Bison once roamed the plains in herds so thick they obscured the land. They were hunted nearly to extinction and now only live in controlled and managed herds.
On this hour of Talk of Iowa, Charity Nebbe talks about the history of the American bison and their relationship with humans with author, conservationist, and bison rancher Dan O'Brien, author of Great Plains Bison.
"Their impact on the flora and fauna of the Great Plains is what makes the Great Plains what they are," O'Brien says.
Bison have a physical impact on the land. They graze vigorously and vacate areas, allowing grass to rest. Their hooves also give prairie grasses the opportunity to reseed.
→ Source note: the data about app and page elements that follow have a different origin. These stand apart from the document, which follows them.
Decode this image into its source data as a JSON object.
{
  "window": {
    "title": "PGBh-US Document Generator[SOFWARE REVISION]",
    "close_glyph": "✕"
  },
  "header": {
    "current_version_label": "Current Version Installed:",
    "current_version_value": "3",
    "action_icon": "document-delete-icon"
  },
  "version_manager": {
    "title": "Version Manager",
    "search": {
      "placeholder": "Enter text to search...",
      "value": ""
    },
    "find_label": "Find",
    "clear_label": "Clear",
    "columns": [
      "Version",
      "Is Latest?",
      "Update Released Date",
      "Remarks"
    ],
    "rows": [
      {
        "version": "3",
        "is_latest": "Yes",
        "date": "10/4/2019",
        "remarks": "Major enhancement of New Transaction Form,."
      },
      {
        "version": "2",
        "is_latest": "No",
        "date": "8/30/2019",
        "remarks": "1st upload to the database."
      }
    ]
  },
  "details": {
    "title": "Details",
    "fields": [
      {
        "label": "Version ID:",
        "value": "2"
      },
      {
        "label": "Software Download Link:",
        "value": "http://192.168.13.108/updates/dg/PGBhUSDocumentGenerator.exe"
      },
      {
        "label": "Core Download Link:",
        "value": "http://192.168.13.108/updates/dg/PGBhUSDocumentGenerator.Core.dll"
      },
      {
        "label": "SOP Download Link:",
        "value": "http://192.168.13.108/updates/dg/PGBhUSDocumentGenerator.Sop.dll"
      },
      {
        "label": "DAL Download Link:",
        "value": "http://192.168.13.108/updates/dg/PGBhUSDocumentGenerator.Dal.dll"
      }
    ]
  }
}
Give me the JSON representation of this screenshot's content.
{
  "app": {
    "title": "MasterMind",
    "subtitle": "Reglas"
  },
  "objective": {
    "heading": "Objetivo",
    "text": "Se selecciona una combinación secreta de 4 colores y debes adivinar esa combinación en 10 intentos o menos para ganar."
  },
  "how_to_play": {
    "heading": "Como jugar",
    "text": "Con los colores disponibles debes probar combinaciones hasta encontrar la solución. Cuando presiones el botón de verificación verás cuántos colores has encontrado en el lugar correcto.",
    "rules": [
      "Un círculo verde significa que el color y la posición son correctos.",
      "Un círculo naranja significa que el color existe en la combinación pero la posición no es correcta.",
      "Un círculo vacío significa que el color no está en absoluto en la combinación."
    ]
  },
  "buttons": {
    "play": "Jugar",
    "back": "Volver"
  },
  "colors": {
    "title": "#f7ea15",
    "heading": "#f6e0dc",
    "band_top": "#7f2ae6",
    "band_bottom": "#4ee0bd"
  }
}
"Every time they're moving, they're massaging the prairie as if they're lovers," O'Brien says.
Despite their importance, bison were hunted nearly to extinction. O'Brien estimates that less than a thousand bison roamed the prairie at their lowest number, due to a concentrated hunting effort on the part of the United States government, which clashed with Native Americans in the Great Plains.
"If we destroy the buffalo, we destroy the Indians, and we win the war," O'Brien says about the logic behind the hunting effort.
Now, O'Brien ranches bison as part of his conservation vision. He hopes that creating a market for bison meat will result in more room for bison to roam.
"Our product is conservation," O'Brien says. "The buffalo meat is a side product."